The US government’s deficit grew again in December 2009. The difference between its outlays and receipts as presented on the following chart has now reached a new record.
In order to smooth out month-to-month fluctuations and illustrate the underlying trend, the above chart calculates the US government’s deficit using a 12-month moving average of both receipts and outlays. The resulting gap between income and spending rose 10-out-of-12 months in 2009. The gap, which was $62.1 billion in January 2009, nearly doubled to $122.6 billion for the month of December, the largest monthly deficit so far. The trend – as illustrated by the two 12-month moving averages – suggests that this gap will continue to grow.
Note that while spending appears to be leveling out, receipts remain in freefall. With unemployment continuing to rise, it seems likely that this downtrend in receipts will not reverse anytime soon.
So the US government remains on course to continue accumulating a huge mountain of debt. One has to wonder when the breaking point will be reached. After all, how much of the world’s savings can the US government really expect to attract?
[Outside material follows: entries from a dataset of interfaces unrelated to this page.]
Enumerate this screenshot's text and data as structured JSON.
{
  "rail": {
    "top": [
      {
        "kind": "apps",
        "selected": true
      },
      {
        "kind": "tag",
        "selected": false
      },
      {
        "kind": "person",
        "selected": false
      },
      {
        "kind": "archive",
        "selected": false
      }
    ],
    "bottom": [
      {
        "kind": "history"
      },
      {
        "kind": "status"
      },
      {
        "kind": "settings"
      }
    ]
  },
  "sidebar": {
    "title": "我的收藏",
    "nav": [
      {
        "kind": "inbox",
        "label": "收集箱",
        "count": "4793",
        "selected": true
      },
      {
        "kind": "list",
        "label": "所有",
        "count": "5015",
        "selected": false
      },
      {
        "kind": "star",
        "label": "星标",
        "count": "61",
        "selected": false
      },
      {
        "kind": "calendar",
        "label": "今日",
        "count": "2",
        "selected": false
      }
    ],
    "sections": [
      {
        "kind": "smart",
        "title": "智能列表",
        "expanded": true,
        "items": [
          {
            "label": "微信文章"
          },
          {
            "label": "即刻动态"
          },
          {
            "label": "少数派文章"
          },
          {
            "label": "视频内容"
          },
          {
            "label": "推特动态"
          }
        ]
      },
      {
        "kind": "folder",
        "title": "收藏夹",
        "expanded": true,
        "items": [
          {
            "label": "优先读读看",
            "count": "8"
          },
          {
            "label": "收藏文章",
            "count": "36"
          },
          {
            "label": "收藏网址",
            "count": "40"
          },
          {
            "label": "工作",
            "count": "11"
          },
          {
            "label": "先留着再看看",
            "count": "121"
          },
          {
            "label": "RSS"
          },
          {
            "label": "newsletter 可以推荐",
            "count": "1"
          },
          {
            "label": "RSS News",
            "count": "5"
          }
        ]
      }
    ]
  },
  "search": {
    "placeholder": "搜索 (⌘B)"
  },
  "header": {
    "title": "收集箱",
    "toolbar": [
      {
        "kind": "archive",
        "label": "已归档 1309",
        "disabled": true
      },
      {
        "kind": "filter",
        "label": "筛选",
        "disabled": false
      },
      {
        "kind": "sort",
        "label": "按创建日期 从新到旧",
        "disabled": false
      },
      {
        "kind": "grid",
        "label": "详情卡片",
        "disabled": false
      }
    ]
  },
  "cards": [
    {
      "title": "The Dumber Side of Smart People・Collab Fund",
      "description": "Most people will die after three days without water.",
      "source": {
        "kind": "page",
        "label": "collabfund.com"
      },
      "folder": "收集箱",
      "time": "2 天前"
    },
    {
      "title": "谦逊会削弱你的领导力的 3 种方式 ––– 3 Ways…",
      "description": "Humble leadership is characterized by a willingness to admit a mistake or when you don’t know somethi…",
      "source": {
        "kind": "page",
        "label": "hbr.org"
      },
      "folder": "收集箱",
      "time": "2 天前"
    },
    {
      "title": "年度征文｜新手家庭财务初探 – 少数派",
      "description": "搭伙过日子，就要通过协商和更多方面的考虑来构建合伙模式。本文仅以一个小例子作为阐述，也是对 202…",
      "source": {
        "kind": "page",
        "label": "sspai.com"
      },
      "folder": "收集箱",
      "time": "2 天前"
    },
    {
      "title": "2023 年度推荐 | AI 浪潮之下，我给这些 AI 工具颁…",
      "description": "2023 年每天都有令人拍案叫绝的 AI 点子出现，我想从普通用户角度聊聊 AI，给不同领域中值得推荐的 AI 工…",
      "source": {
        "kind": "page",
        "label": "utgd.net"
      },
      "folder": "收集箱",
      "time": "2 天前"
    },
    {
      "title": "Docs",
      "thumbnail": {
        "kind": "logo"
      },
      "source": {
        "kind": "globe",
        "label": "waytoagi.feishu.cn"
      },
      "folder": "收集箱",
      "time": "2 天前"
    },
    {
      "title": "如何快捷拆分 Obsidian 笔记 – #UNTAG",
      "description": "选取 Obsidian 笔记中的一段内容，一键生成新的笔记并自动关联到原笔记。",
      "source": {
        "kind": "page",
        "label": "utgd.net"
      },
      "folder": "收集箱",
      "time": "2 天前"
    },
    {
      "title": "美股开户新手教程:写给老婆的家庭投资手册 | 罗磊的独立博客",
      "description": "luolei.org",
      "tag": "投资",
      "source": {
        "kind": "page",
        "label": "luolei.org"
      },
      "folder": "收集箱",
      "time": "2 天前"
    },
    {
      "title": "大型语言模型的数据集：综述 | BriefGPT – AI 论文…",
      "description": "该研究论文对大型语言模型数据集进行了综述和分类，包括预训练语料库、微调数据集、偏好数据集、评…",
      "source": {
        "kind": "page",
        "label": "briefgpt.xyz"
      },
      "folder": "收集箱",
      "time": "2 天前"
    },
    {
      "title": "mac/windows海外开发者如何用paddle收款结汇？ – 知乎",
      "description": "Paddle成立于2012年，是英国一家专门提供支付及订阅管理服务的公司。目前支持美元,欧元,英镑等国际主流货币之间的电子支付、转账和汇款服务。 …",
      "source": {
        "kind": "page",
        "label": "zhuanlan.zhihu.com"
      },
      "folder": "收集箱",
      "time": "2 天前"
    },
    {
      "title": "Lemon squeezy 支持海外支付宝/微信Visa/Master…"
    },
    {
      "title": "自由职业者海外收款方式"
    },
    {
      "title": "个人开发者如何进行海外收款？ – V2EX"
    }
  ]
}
If the US government cannot attract enough savings to meet its borrowing needs, it has to ‘print’ the dollars it wants to spend, which is of course what quantitative easing is all about. But this printing comes with a cost, just like every episode of government currency creation throughout history. It is the cost of inflation, and eventually, hyperinflation.